*** Block opens ***

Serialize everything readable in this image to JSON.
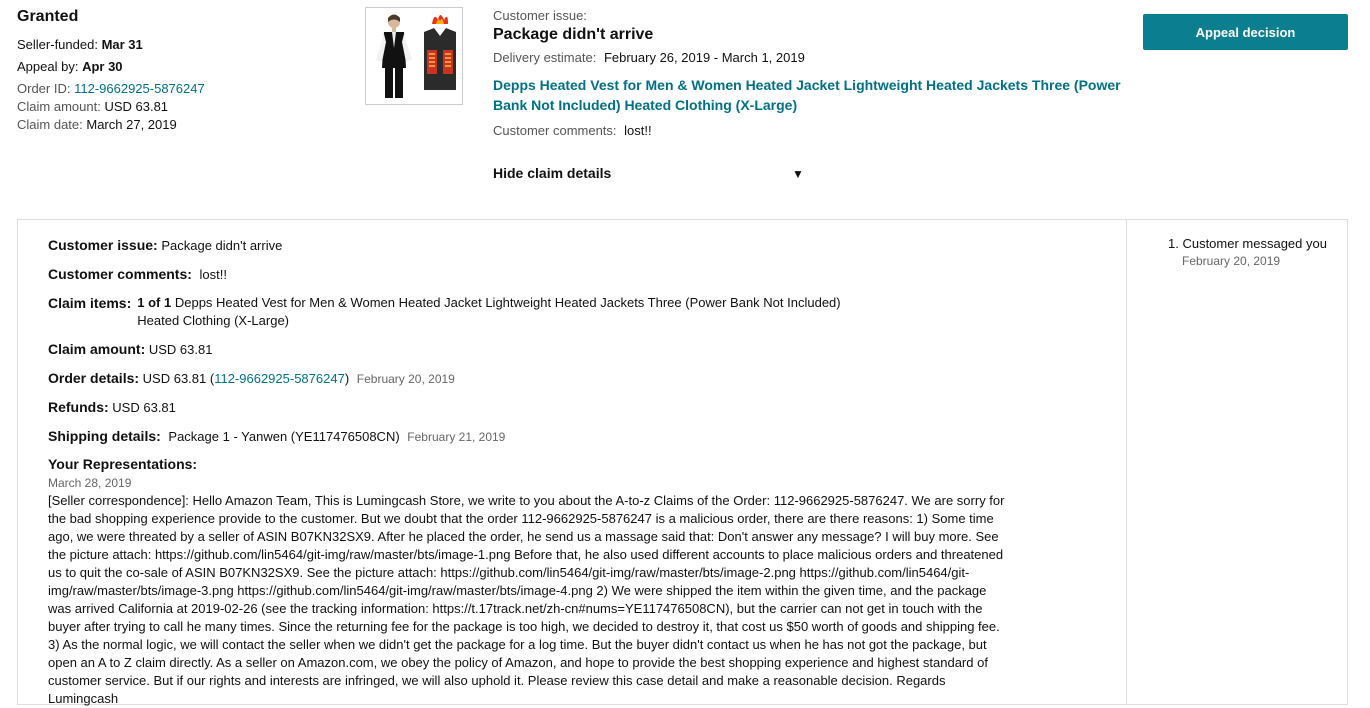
{
  "summary": {
    "status": "Granted",
    "seller_funded_label": "Seller-funded:",
    "seller_funded_value": "Mar 31",
    "appeal_by_label": "Appeal by:",
    "appeal_by_value": "Apr 30",
    "order_id_label": "Order ID:",
    "order_id_value": "112-9662925-5876247",
    "claim_amount_label": "Claim amount:",
    "claim_amount_value": "USD 63.81",
    "claim_date_label": "Claim date:",
    "claim_date_value": "March 27, 2019"
  },
  "claim": {
    "issue_label": "Customer issue:",
    "issue_value": "Package didn't arrive",
    "delivery_label": "Delivery estimate:",
    "delivery_value": "February 26, 2019 - March 1, 2019",
    "product_title": "Depps Heated Vest for Men & Women Heated Jacket Lightweight Heated Jackets Three (Power Bank Not Included) Heated Clothing (X-Large)",
    "comments_label": "Customer comments:",
    "comments_value": "lost!!",
    "hide_details_label": "Hide claim details"
  },
  "actions": {
    "appeal_label": "Appeal decision"
  },
  "details": {
    "issue_label": "Customer issue:",
    "issue_value": "Package didn't arrive",
    "comments_label": "Customer comments:",
    "comments_value": "lost!!",
    "items_label": "Claim items:",
    "items_count": "1 of 1",
    "items_value_line1": "Depps Heated Vest for Men & Women Heated Jacket Lightweight Heated Jackets Three (Power Bank Not Included)",
    "items_value_line2": "Heated Clothing (X-Large)",
    "amount_label": "Claim amount:",
    "amount_value": "USD 63.81",
    "order_label": "Order details:",
    "order_amount": "USD 63.81 (",
    "order_id": "112-9662925-5876247",
    "order_close": ")",
    "order_date": "February 20, 2019",
    "refunds_label": "Refunds:",
    "refunds_value": "USD 63.81",
    "shipping_label": "Shipping details:",
    "shipping_value": "Package 1 - Yanwen (YE117476508CN)",
    "shipping_date": "February 21, 2019",
    "rep_label": "Your Representations:",
    "rep_date": "March 28, 2019",
    "rep_text": "[Seller correspondence]: Hello Amazon Team, This is Lumingcash Store, we write to you about the A-to-z Claims of the Order: 112-9662925-5876247. We are sorry for the bad shopping experience provide to the customer. But we doubt that the order 112-9662925-5876247 is a malicious order, there are there reasons: 1) Some time ago, we were threated by a seller of ASIN B07KN32SX9. After he placed the order, he send us a massage said that: Don't answer any message? I will buy more. See the picture attach: https://github.com/lin5464/git-img/raw/master/bts/image-1.png Before that, he also used different accounts to place malicious orders and threatened us to quit the co-sale of ASIN B07KN32SX9. See the picture attach: https://github.com/lin5464/git-img/raw/master/bts/image-2.png https://github.com/lin5464/git-img/raw/master/bts/image-3.png https://github.com/lin5464/git-img/raw/master/bts/image-4.png 2) We were shipped the item within the given time, and the package was arrived California at 2019-02-26 (see the tracking information: https://t.17track.net/zh-cn#nums=YE117476508CN), but the carrier can not get in touch with the buyer after trying to call he many times. Since the returning fee for the package is too high, we decided to destroy it, that cost us $50 worth of goods and shipping fee. 3) As the normal logic, we will contact the seller when we didn't get the package for a log time. But the buyer didn't contact us when he has not got the package, but open an A to Z claim directly. As a seller on Amazon.com, we obey the policy of Amazon, and hope to provide the best shopping experience and highest standard of customer service. But if our rights and interests are infringed, we will also uphold it. Please review this case detail and make a reasonable decision. Regards Lumingcash"
  },
  "timeline": {
    "item1_label": "1. Customer messaged you",
    "item1_date": "February 20, 2019"
  }
}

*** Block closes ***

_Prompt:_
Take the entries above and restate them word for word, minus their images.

_Result below:_
Serialize everything readable in this image to JSON.
{
  "summary": {
    "status": "Granted",
    "seller_funded_label": "Seller-funded:",
    "seller_funded_value": "Mar 31",
    "appeal_by_label": "Appeal by:",
    "appeal_by_value": "Apr 30",
    "order_id_label": "Order ID:",
    "order_id_value": "112-9662925-5876247",
    "claim_amount_label": "Claim amount:",
    "claim_amount_value": "USD 63.81",
    "claim_date_label": "Claim date:",
    "claim_date_value": "March 27, 2019"
  },
  "claim": {
    "issue_label": "Customer issue:",
    "issue_value": "Package didn't arrive",
    "delivery_label": "Delivery estimate:",
    "delivery_value": "February 26, 2019 - March 1, 2019",
    "product_title": "Depps Heated Vest for Men & Women Heated Jacket Lightweight Heated Jackets Three (Power Bank Not Included) Heated Clothing (X-Large)",
    "comments_label": "Customer comments:",
    "comments_value": "lost!!",
    "hide_details_label": "Hide claim details"
  },
  "actions": {
    "appeal_label": "Appeal decision"
  },
  "details": {
    "issue_label": "Customer issue:",
    "issue_value": "Package didn't arrive",
    "comments_label": "Customer comments:",
    "comments_value": "lost!!",
    "items_label": "Claim items:",
    "items_count": "1 of 1",
    "items_value_line1": "Depps Heated Vest for Men & Women Heated Jacket Lightweight Heated Jackets Three (Power Bank Not Included)",
    "items_value_line2": "Heated Clothing (X-Large)",
    "amount_label": "Claim amount:",
    "amount_value": "USD 63.81",
    "order_label": "Order details:",
    "order_amount": "USD 63.81 (",
    "order_id": "112-9662925-5876247",
    "order_close": ")",
    "order_date": "February 20, 2019",
    "refunds_label": "Refunds:",
    "refunds_value": "USD 63.81",
    "shipping_label": "Shipping details:",
    "shipping_value": "Package 1 - Yanwen (YE117476508CN)",
    "shipping_date": "February 21, 2019",
    "rep_label": "Your Representations:",
    "rep_date": "March 28, 2019",
    "rep_text": "[Seller correspondence]: Hello Amazon Team, This is Lumingcash Store, we write to you about the A-to-z Claims of the Order: 112-9662925-5876247. We are sorry for the bad shopping experience provide to the customer. But we doubt that the order 112-9662925-5876247 is a malicious order, there are there reasons: 1) Some time ago, we were threated by a seller of ASIN B07KN32SX9. After he placed the order, he send us a massage said that: Don't answer any message? I will buy more. See the picture attach: https://github.com/lin5464/git-img/raw/master/bts/image-1.png Before that, he also used different accounts to place malicious orders and threatened us to quit the co-sale of ASIN B07KN32SX9. See the picture attach: https://github.com/lin5464/git-img/raw/master/bts/image-2.png https://github.com/lin5464/git-img/raw/master/bts/image-3.png https://github.com/lin5464/git-img/raw/master/bts/image-4.png 2) We were shipped the item within the given time, and the package was arrived California at 2019-02-26 (see the tracking information: https://t.17track.net/zh-cn#nums=YE117476508CN), but the carrier can not get in touch with the buyer after trying to call he many times. Since the returning fee for the package is too high, we decided to destroy it, that cost us $50 worth of goods and shipping fee. 3) As the normal logic, we will contact the seller when we didn't get the package for a log time. But the buyer didn't contact us when he has not got the package, but open an A to Z claim directly. As a seller on Amazon.com, we obey the policy of Amazon, and hope to provide the best shopping experience and highest standard of customer service. But if our rights and interests are infringed, we will also uphold it. Please review this case detail and make a reasonable decision. Regards Lumingcash"
  },
  "timeline": {
    "item1_label": "1. Customer messaged you",
    "item1_date": "February 20, 2019"
  }
}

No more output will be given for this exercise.